Recently, there’s been talk about reviving the Federal Writers’ Project (FWP), a Depression-era government program that employed the era’s out-of-work writers. The original FWP saw the hiring of thousands of writers who produced guidebooks, oral histories, children’s books, and more.

Photographers were also doing important government-sponsored work at the same time. As photographer and historian Michael L. Carlebach explains, the photography program sponsored by the Farm Security Administration (FSA) “was the first attempt by the federal government to provide a broad visual record of American society.”

From 1935 to 1944, the FSA employed photographers to take images of the United States. It wasn’t as much about art as it was a political project, according to Carlebach. The FSA images “were intended to persuade Americans that changes needed to be made in the agricultural sector, and that New Deal programs were effective,” he writes.
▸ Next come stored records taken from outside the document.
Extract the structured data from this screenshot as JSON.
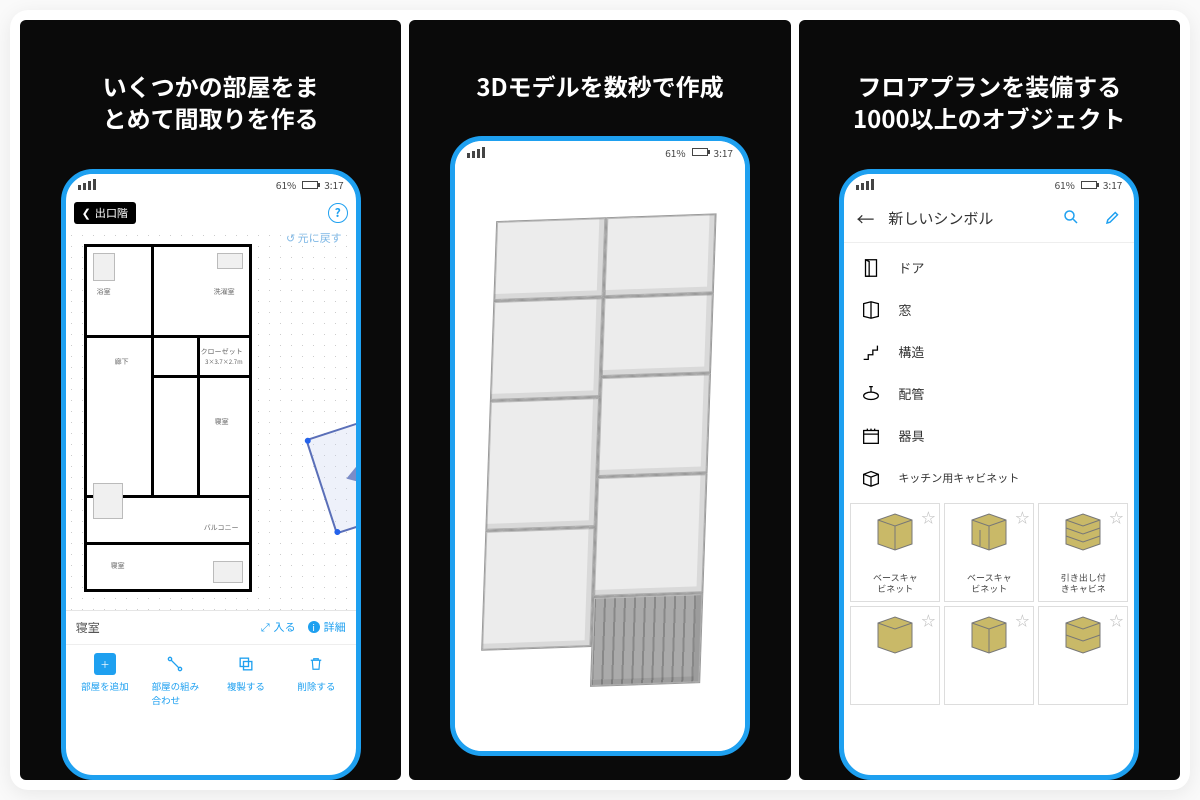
{
  "panels": {
    "p1": {
      "headline": "いくつかの部屋をま\nとめて間取りを作る"
    },
    "p2": {
      "headline": "3Dモデルを数秒で作成"
    },
    "p3": {
      "headline": "フロアプランを装備する\n1000以上のオブジェクト"
    }
  },
  "status": {
    "battery": "61%",
    "time": "3:17"
  },
  "screen1": {
    "back_chip": "出口階",
    "help": "?",
    "undo": "↺ 元に戻す",
    "rooms": {
      "bath": "浴室",
      "wash": "洗濯室",
      "closet": "クローゼット",
      "closet_sub": "3×3.7×2.7m",
      "corridor": "廊下",
      "bedroom": "寝室",
      "balcony": "バルコニー"
    },
    "meta_room": "寝室",
    "meta_enter": "入る",
    "meta_detail": "詳細",
    "actions": {
      "add": "部屋を追加",
      "combine": "部屋の組み\n合わせ",
      "duplicate": "複製する",
      "delete": "削除する"
    }
  },
  "screen3": {
    "title": "新しいシンボル",
    "categories": [
      {
        "id": "door",
        "label": "ドア"
      },
      {
        "id": "window",
        "label": "窓"
      },
      {
        "id": "structure",
        "label": "構造"
      },
      {
        "id": "plumbing",
        "label": "配管"
      },
      {
        "id": "appliance",
        "label": "器具"
      },
      {
        "id": "kitchen-cabinet",
        "label": "キッチン用キャビネット"
      }
    ],
    "tiles": [
      {
        "label": "ベースキャ\nビネット"
      },
      {
        "label": "ベースキャ\nビネット"
      },
      {
        "label": "引き出し付\nきキャビネ"
      },
      {
        "label": ""
      },
      {
        "label": ""
      },
      {
        "label": ""
      }
    ]
  },
  "colors": {
    "accent": "#1ea0f0"
  }
}
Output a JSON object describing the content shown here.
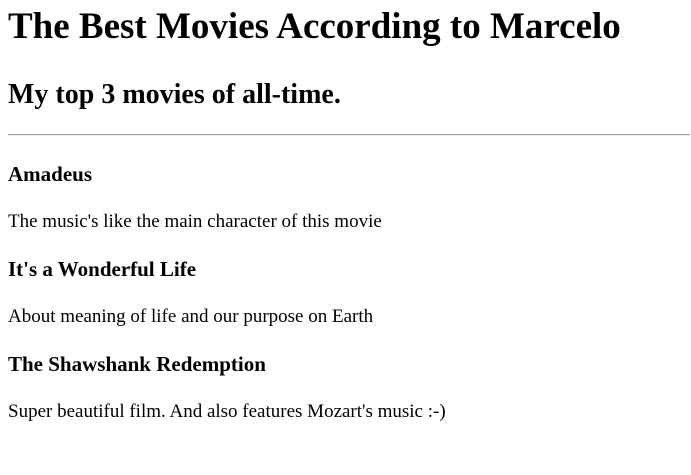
{
  "page": {
    "title": "The Best Movies According to Marcelo",
    "subtitle": "My top 3 movies of all-time."
  },
  "movies": [
    {
      "title": "Amadeus",
      "description": "The music's like the main character of this movie"
    },
    {
      "title": "It's a Wonderful Life",
      "description": "About meaning of life and our purpose on Earth"
    },
    {
      "title": "The Shawshank Redemption",
      "description": "Super beautiful film. And also features Mozart's music :-)"
    }
  ]
}
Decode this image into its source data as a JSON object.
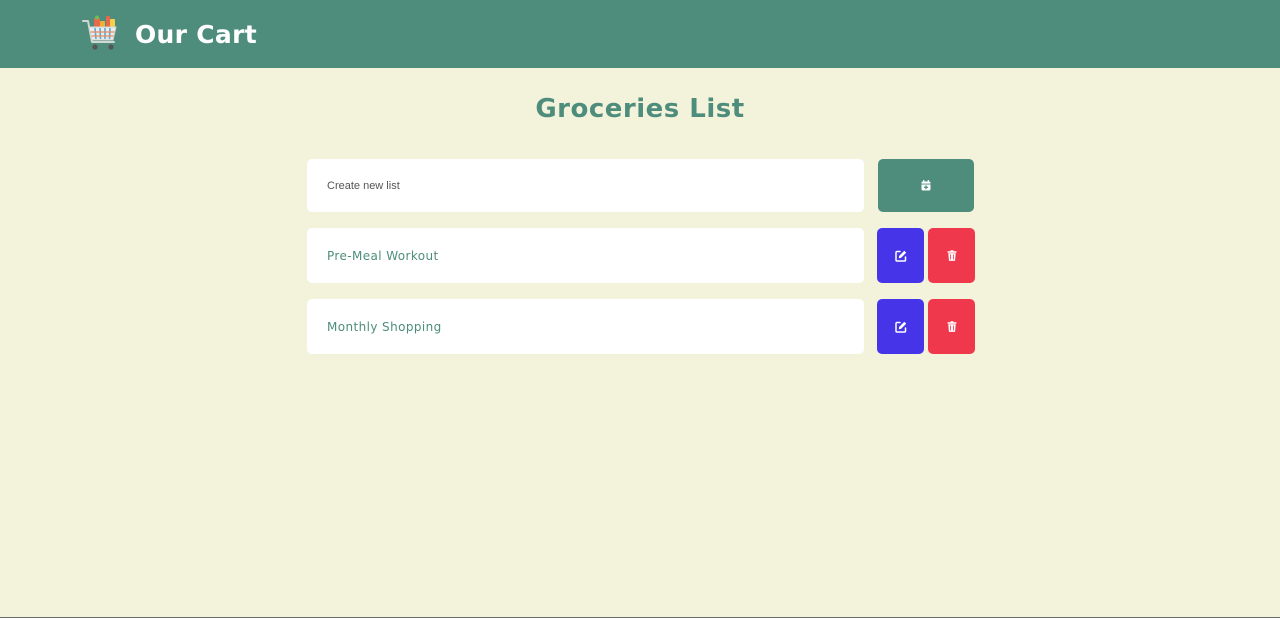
{
  "header": {
    "title": "Our Cart",
    "logo_icon": "shopping-cart-icon",
    "background_color": "#4e8d7c"
  },
  "main": {
    "title": "Groceries List",
    "create": {
      "placeholder": "Create new list",
      "value": "",
      "button_icon": "calendar-plus-icon"
    },
    "lists": [
      {
        "name": "Pre-Meal Workout",
        "edit_icon": "edit-icon",
        "delete_icon": "trash-icon"
      },
      {
        "name": "Monthly Shopping",
        "edit_icon": "edit-icon",
        "delete_icon": "trash-icon"
      }
    ]
  },
  "colors": {
    "background": "#f3f3dc",
    "accent": "#4e8d7c",
    "edit": "#4634e8",
    "delete": "#f0384c",
    "card": "#ffffff"
  }
}
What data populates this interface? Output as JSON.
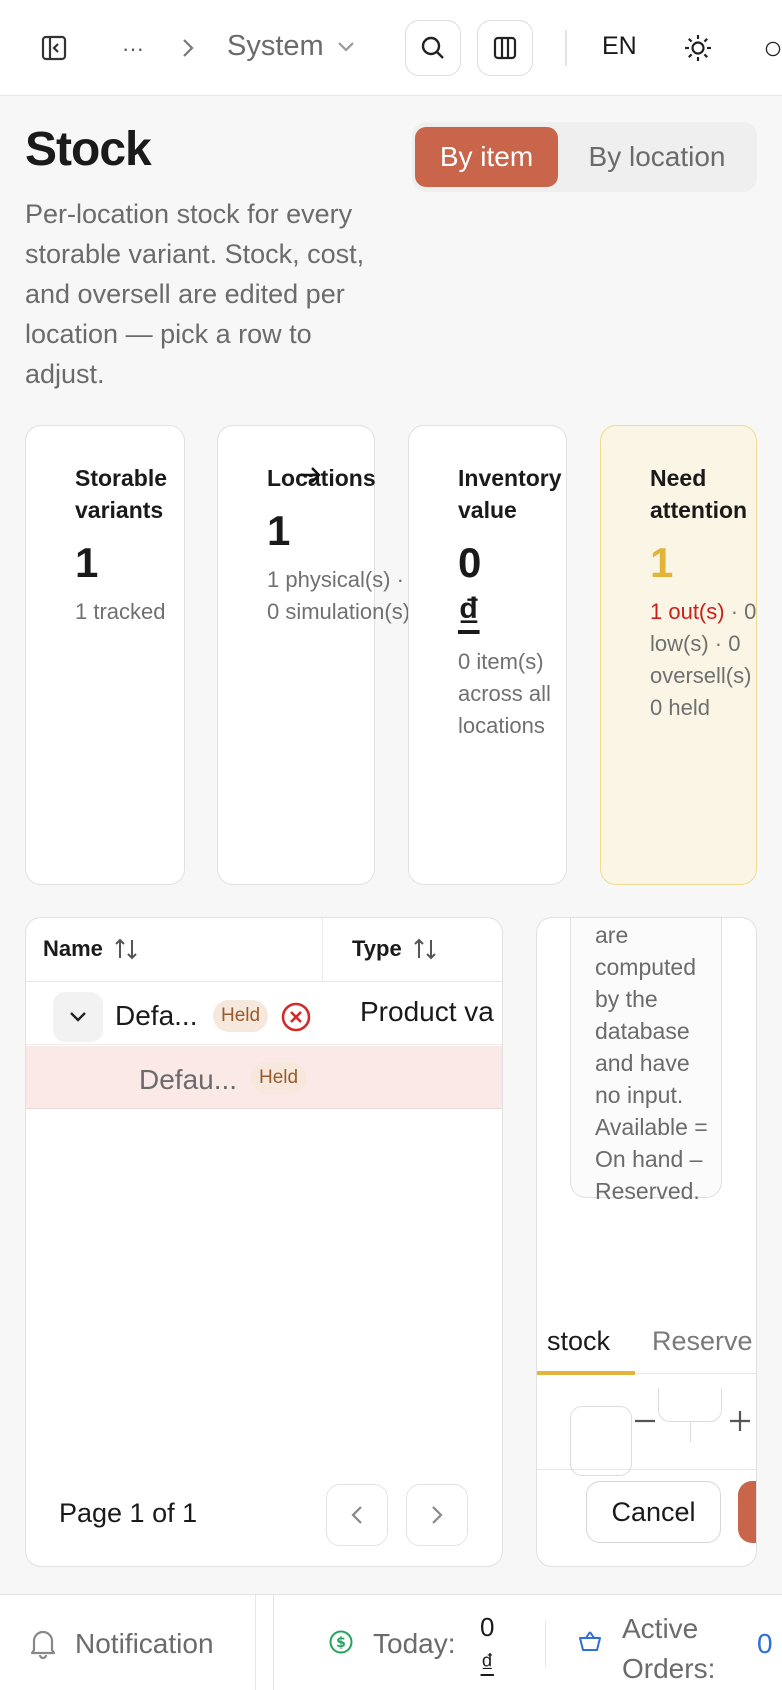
{
  "header": {
    "ellipsis": "···",
    "crumb_current": "System",
    "language": "EN"
  },
  "page": {
    "title": "Stock",
    "view_toggle": {
      "by_item": "By item",
      "by_location": "By location"
    },
    "description": "Per-location stock for every storable variant. Stock, cost, and oversell are edited per location — pick a row to adjust."
  },
  "stats": [
    {
      "label": "Storable variants",
      "value": "1",
      "sub": "1 tracked"
    },
    {
      "label": "Locations",
      "value": "1",
      "sub": "1 physical(s) · 0 simulation(s)"
    },
    {
      "label": "Inventory value",
      "value": "0",
      "currency": "₫",
      "sub": "0 item(s) across all locations"
    },
    {
      "label": "Need attention",
      "value": "1",
      "sub_alert": "1 out(s)",
      "sub": "· 0 low(s) · 0 oversell(s) · 0 held"
    }
  ],
  "table": {
    "columns": [
      "Name",
      "Type"
    ],
    "rows": [
      {
        "name": "Defa...",
        "badge": "Held",
        "type": "Product va"
      },
      {
        "name": "Defau...",
        "badge": "Held"
      }
    ],
    "pagination": "Page 1 of 1"
  },
  "panel": {
    "note": "are computed by the database and have no input. Available = On hand – Reserved.",
    "tabs": [
      "stock",
      "Reserve"
    ],
    "cancel": "Cancel"
  },
  "footer": {
    "notification": "Notification",
    "today_label": "Today:",
    "today_value": "0",
    "today_currency": "₫",
    "orders_label": "Active Orders:",
    "orders_value": "0"
  },
  "colors": {
    "accent": "#c8654a",
    "warning": "#e2b43a",
    "danger": "#cc1f1f",
    "success": "#22a55a",
    "link": "#2f6fd6"
  }
}
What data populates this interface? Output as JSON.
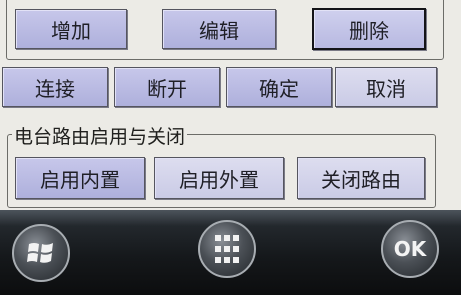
{
  "top_buttons": {
    "add": "增加",
    "edit": "编辑",
    "delete": "删除"
  },
  "connection_buttons": {
    "connect": "连接",
    "disconnect": "断开",
    "confirm": "确定",
    "cancel": "取消"
  },
  "router_group": {
    "title": "电台路由启用与关闭",
    "enable_internal": "启用内置",
    "enable_external": "启用外置",
    "close_router": "关闭路由"
  },
  "taskbar": {
    "ok_label": "OK",
    "icons": [
      "windows-start-icon",
      "apps-grid-icon",
      "ok-icon"
    ]
  }
}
The program was led by Roy Stryker, who was head of the FSA’s Historical Section. In Carlebach’s words, Stryker hired photographers to capture “images that explained America to Americans at the same time that they raised public and Congressional support for FDR’s most controversial farm programs.” The program employed photographers who are now well known—Dorothea Lange, Walker Evans, and Gordon Parks among them—each taking photos that even Stryker couldn’t have imagined. “I expected competence,” he said in an interview. “I did not expect to be shocked at what began to come across my desk…. Every day was for me an education and a revelation.”

Read entire article at JStor Daily